Recorded data:
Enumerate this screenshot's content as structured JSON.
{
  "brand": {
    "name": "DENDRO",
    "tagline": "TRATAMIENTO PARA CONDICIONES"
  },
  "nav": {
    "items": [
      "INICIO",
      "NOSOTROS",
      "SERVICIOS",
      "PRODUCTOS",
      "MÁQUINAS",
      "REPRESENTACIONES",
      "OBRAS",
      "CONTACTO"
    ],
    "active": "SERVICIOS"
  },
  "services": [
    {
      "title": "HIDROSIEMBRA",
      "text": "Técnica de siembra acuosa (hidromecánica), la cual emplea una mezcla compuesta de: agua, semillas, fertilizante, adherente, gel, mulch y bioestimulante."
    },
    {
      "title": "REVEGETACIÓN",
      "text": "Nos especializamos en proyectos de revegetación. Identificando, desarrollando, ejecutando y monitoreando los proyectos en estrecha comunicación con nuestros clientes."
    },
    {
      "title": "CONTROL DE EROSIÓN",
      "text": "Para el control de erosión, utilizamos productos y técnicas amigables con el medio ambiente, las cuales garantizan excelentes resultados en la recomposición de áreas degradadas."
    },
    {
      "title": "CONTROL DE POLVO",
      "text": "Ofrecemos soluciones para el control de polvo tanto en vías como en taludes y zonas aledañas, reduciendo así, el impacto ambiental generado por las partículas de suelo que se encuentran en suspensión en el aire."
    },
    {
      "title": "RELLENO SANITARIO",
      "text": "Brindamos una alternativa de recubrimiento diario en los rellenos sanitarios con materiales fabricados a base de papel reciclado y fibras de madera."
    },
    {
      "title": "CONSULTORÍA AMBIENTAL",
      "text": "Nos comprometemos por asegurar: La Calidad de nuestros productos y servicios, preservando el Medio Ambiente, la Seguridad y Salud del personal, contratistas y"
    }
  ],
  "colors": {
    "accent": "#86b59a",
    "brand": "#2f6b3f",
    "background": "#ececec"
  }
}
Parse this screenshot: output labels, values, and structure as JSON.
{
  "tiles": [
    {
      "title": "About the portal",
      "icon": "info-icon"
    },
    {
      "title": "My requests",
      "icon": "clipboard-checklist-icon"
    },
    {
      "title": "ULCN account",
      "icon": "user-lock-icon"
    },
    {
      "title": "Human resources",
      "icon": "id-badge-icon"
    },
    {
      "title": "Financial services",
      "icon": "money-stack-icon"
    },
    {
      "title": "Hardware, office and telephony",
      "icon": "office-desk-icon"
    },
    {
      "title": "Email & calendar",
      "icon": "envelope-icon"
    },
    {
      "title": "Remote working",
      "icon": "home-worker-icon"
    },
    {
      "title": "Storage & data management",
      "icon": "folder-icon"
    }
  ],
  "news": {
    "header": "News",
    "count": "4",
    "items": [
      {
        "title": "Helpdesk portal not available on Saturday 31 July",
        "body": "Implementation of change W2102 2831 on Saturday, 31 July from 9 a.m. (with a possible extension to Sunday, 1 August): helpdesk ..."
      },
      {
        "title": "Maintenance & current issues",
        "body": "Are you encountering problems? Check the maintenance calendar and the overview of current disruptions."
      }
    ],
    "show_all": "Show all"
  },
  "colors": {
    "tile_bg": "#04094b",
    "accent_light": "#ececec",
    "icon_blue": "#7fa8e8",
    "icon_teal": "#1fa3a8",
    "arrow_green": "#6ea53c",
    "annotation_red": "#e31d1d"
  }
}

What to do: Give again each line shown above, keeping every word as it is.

Solution:
Enumerate this screenshot's content as structured JSON.
{
  "brand": {
    "name": "DENDRO",
    "tagline": "TRATAMIENTO PARA CONDICIONES"
  },
  "nav": {
    "items": [
      "INICIO",
      "NOSOTROS",
      "SERVICIOS",
      "PRODUCTOS",
      "MÁQUINAS",
      "REPRESENTACIONES",
      "OBRAS",
      "CONTACTO"
    ],
    "active": "SERVICIOS"
  },
  "services": [
    {
      "title": "HIDROSIEMBRA",
      "text": "Técnica de siembra acuosa (hidromecánica), la cual emplea una mezcla compuesta de: agua, semillas, fertilizante, adherente, gel, mulch y bioestimulante."
    },
    {
      "title": "REVEGETACIÓN",
      "text": "Nos especializamos en proyectos de revegetación. Identificando, desarrollando, ejecutando y monitoreando los proyectos en estrecha comunicación con nuestros clientes."
    },
    {
      "title": "CONTROL DE EROSIÓN",
      "text": "Para el control de erosión, utilizamos productos y técnicas amigables con el medio ambiente, las cuales garantizan excelentes resultados en la recomposición de áreas degradadas."
    },
    {
      "title": "CONTROL DE POLVO",
      "text": "Ofrecemos soluciones para el control de polvo tanto en vías como en taludes y zonas aledañas, reduciendo así, el impacto ambiental generado por las partículas de suelo que se encuentran en suspensión en el aire."
    },
    {
      "title": "RELLENO SANITARIO",
      "text": "Brindamos una alternativa de recubrimiento diario en los rellenos sanitarios con materiales fabricados a base de papel reciclado y fibras de madera."
    },
    {
      "title": "CONSULTORÍA AMBIENTAL",
      "text": "Nos comprometemos por asegurar: La Calidad de nuestros productos y servicios, preservando el Medio Ambiente, la Seguridad y Salud del personal, contratistas y"
    }
  ],
  "colors": {
    "accent": "#86b59a",
    "brand": "#2f6b3f",
    "background": "#ececec"
  }
}
Parse this screenshot: output labels, values, and structure as JSON.
{
  "tiles": [
    {
      "title": "About the portal",
      "icon": "info-icon"
    },
    {
      "title": "My requests",
      "icon": "clipboard-checklist-icon"
    },
    {
      "title": "ULCN account",
      "icon": "user-lock-icon"
    },
    {
      "title": "Human resources",
      "icon": "id-badge-icon"
    },
    {
      "title": "Financial services",
      "icon": "money-stack-icon"
    },
    {
      "title": "Hardware, office and telephony",
      "icon": "office-desk-icon"
    },
    {
      "title": "Email & calendar",
      "icon": "envelope-icon"
    },
    {
      "title": "Remote working",
      "icon": "home-worker-icon"
    },
    {
      "title": "Storage & data management",
      "icon": "folder-icon"
    }
  ],
  "news": {
    "header": "News",
    "count": "4",
    "items": [
      {
        "title": "Helpdesk portal not available on Saturday 31 July",
        "body": "Implementation of change W2102 2831 on Saturday, 31 July from 9 a.m. (with a possible extension to Sunday, 1 August): helpdesk ..."
      },
      {
        "title": "Maintenance & current issues",
        "body": "Are you encountering problems? Check the maintenance calendar and the overview of current disruptions."
      }
    ],
    "show_all": "Show all"
  },
  "colors": {
    "tile_bg": "#04094b",
    "accent_light": "#ececec",
    "icon_blue": "#7fa8e8",
    "icon_teal": "#1fa3a8",
    "arrow_green": "#6ea53c",
    "annotation_red": "#e31d1d"
  }
}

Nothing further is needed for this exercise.